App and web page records
--------------------------------

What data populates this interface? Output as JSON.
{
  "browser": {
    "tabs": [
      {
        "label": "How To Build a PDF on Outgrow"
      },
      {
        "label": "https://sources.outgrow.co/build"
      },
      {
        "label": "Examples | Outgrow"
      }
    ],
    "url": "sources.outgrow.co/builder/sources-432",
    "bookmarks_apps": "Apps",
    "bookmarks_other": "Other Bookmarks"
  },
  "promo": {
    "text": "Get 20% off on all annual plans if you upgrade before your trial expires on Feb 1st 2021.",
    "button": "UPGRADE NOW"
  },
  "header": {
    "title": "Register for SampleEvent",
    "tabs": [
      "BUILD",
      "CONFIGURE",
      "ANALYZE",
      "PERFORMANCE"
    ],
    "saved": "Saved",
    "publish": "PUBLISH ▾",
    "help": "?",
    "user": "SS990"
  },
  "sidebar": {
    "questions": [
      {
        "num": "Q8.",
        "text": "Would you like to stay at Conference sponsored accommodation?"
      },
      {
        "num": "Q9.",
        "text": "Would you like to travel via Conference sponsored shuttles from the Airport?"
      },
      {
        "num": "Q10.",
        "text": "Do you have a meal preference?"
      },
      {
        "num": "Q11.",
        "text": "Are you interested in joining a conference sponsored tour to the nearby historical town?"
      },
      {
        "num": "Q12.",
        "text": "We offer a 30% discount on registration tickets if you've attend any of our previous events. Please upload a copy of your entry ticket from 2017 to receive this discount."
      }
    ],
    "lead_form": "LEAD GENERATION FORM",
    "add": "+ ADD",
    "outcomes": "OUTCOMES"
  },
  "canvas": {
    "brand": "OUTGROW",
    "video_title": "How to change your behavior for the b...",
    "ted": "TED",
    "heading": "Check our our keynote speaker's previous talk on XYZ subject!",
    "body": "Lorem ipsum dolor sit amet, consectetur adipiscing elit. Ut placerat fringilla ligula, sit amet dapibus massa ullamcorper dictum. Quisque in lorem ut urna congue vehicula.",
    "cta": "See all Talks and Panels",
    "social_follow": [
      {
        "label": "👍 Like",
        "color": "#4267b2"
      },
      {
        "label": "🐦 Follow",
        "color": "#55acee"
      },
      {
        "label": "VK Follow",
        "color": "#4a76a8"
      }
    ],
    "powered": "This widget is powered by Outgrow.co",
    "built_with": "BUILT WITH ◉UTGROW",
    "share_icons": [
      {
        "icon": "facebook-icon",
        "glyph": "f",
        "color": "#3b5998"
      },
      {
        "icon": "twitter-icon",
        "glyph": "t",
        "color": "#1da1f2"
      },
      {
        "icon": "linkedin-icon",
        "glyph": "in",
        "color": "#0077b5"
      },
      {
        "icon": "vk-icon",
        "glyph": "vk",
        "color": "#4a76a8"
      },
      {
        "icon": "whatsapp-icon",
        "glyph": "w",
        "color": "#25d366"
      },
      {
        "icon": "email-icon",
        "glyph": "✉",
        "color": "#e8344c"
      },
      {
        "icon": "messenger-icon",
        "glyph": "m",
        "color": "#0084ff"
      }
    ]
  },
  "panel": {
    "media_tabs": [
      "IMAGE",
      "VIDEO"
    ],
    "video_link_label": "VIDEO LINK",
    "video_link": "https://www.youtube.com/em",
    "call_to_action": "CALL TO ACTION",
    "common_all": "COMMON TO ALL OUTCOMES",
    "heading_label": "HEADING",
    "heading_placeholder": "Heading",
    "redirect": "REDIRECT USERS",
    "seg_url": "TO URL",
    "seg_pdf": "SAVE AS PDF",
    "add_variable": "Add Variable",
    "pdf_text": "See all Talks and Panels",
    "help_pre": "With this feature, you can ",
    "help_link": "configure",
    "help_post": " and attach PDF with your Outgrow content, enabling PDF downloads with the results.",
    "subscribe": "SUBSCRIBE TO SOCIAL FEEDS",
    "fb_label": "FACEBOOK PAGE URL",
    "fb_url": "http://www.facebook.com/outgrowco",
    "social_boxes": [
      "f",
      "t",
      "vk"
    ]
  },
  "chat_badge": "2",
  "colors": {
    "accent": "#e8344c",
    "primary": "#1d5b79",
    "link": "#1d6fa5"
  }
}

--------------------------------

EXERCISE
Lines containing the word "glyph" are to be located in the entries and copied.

ANSWER FOR THE TASK
        "glyph": "f",
        "glyph": "t",
        "glyph": "in",
        "glyph": "vk",
        "glyph": "w",
        "glyph": "✉",
        "glyph": "m",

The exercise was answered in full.